21.
Bhimani AD, Esfahani DR, Denyer S, Chiu RG, Rosenberg D, Barks AL, et al. Adult chiari I malformations: An analysis of surgical risk factors and complications using an international database. World Neurosurg 2018;115:e490-500.  Back to cited text no. 21
    
22.
Hekman KE, Aliaga L, Straus D, Luther A, Chen J, Sampat A, et al. Positive and negative predictors for good outcome after decompressive surgery for Chiari malformation type 1 as scored on the Chicago Chiari Outcome Scale. Neurol Res 2012;34:694-700.  Back to cited text no. 22
    
23.
Vedantam A, Mayer RR, Staggers KA, Harris DA, Pan IW, Lam SK. Thirty-day outcomes for posterior fossa decompression in children with Chiari type 1 malformation from the US NSQIP-Pediatric database. Childs Nerv Syst 2016;32:2165-71.  Back to cited text no. 23
    
24.
Murphy M, Alavi K, Maykel J. Working with existing databases. Clin Colon Rectal Surg 2013;26:5-11.  Back to cited text no. 24
    
25.
Lam SK, Mayer RR, Luerssen TG, Pan IW. Hospitalization cost model of pediatric surgical treatment of chiari type 1 malformation. J Pediatr 2016;179:204-100.  Back to cited text no. 25
    


    Figures

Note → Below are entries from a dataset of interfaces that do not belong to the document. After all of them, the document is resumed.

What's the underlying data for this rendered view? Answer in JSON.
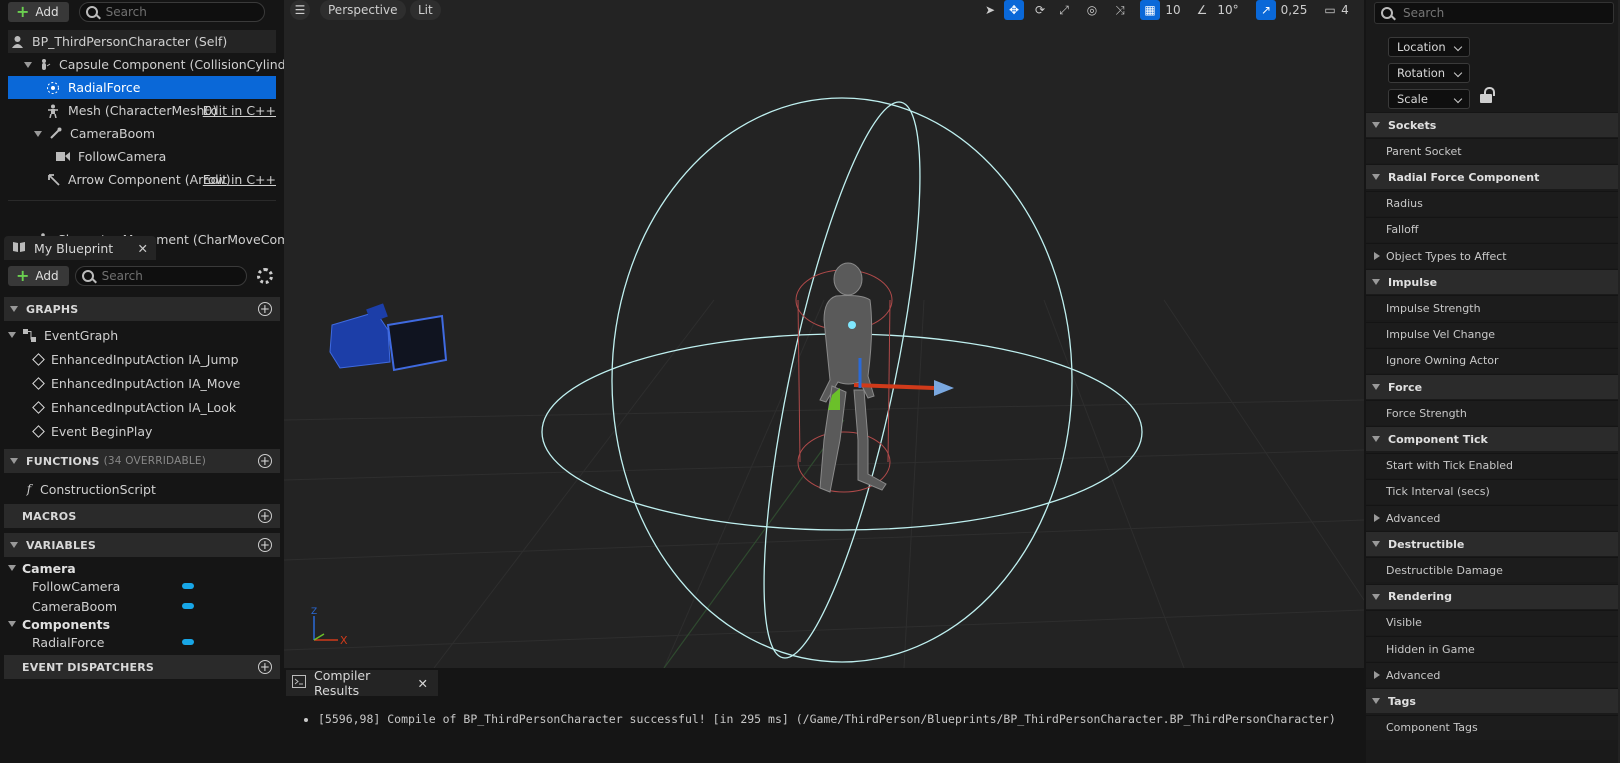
{
  "components_panel": {
    "add_label": "Add",
    "search_placeholder": "Search",
    "items": [
      {
        "label": "BP_ThirdPersonCharacter (Self)",
        "icon": "character-icon"
      },
      {
        "label": "Capsule Component (CollisionCylinder)",
        "icon": "capsule-icon"
      },
      {
        "label": "RadialForce",
        "icon": "radial-force-icon",
        "selected": true
      },
      {
        "label": "Mesh (CharacterMesh0)",
        "icon": "skeleton-icon",
        "edit": "Edit in C++"
      },
      {
        "label": "CameraBoom",
        "icon": "spring-arm-icon"
      },
      {
        "label": "FollowCamera",
        "icon": "camera-icon"
      },
      {
        "label": "Arrow Component (Arrow)",
        "icon": "arrow-icon",
        "edit": "Edit in C++"
      },
      {
        "label": "Character Movement (CharMoveComp)",
        "icon": "movement-icon"
      }
    ]
  },
  "my_blueprint": {
    "tab_label": "My Blueprint",
    "add_label": "Add",
    "search_placeholder": "Search",
    "sections": {
      "graphs": "GRAPHS",
      "functions": "FUNCTIONS",
      "functions_count": "(34 OVERRIDABLE)",
      "macros": "MACROS",
      "variables": "VARIABLES",
      "event_dispatchers": "EVENT DISPATCHERS"
    },
    "graphs": [
      "EventGraph",
      "EnhancedInputAction IA_Jump",
      "EnhancedInputAction IA_Move",
      "EnhancedInputAction IA_Look",
      "Event BeginPlay"
    ],
    "functions": [
      "ConstructionScript"
    ],
    "variable_categories": [
      {
        "name": "Camera",
        "vars": [
          "FollowCamera",
          "CameraBoom"
        ]
      },
      {
        "name": "Components",
        "vars": [
          "RadialForce"
        ]
      }
    ],
    "var_color": "#18a6e6"
  },
  "viewport": {
    "perspective": "Perspective",
    "lit": "Lit",
    "grid_snap": "10",
    "rot_snap": "10°",
    "scale_snap": "0,25",
    "cam_speed": "4",
    "axis": {
      "x": "X",
      "z": "Z"
    },
    "colors": {
      "sphere": "#bff0f0",
      "capsule": "#b04a4a",
      "x_axis": "#d03a1a",
      "y_axis": "#6bc02a",
      "z_axis": "#2a6ad8",
      "accent": "#0a68d8"
    }
  },
  "compiler": {
    "tab_label": "Compiler Results",
    "message": "[5596,98] Compile of BP_ThirdPersonCharacter successful! [in 295 ms] (/Game/ThirdPerson/Blueprints/BP_ThirdPersonCharacter.BP_ThirdPersonCharacter)"
  },
  "details": {
    "search_placeholder": "Search",
    "transform": [
      "Location",
      "Rotation",
      "Scale"
    ],
    "categories": [
      {
        "title": "Sockets",
        "rows": [
          {
            "label": "Parent Socket"
          }
        ]
      },
      {
        "title": "Radial Force Component",
        "rows": [
          {
            "label": "Radius"
          },
          {
            "label": "Falloff"
          },
          {
            "label": "Object Types to Affect",
            "expandable": true
          }
        ]
      },
      {
        "title": "Impulse",
        "rows": [
          {
            "label": "Impulse Strength"
          },
          {
            "label": "Impulse Vel Change"
          },
          {
            "label": "Ignore Owning Actor"
          }
        ]
      },
      {
        "title": "Force",
        "rows": [
          {
            "label": "Force Strength"
          }
        ]
      },
      {
        "title": "Component Tick",
        "rows": [
          {
            "label": "Start with Tick Enabled"
          },
          {
            "label": "Tick Interval (secs)"
          },
          {
            "label": "Advanced",
            "expandable": true
          }
        ]
      },
      {
        "title": "Destructible",
        "rows": [
          {
            "label": "Destructible Damage"
          }
        ]
      },
      {
        "title": "Rendering",
        "rows": [
          {
            "label": "Visible"
          },
          {
            "label": "Hidden in Game"
          },
          {
            "label": "Advanced",
            "expandable": true
          }
        ]
      },
      {
        "title": "Tags",
        "rows": [
          {
            "label": "Component Tags"
          }
        ]
      }
    ]
  }
}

  [Figure 1]
 
 
    Tables

  [Table 1], [Table 2]



 

Top
  
 
  Search
 
    Similar in PUBMED
   Search Pubmed for
   Search in Google Scholar for
 Related articles
    Access Statistics
    Email Alert *
    Add to My List *
* Registration required (free)  

 
  In this article
    Abstract
   Introduction
    Materials and Me...
   Results
   Discussion
   Conclusions
    References
    Article Figures
    Article Tables

 Article Access Statistics
    Viewed158    
    Printed8    
    Emailed0    
    PDF Downloaded0    
    Comments [Add]    

Recommend this journal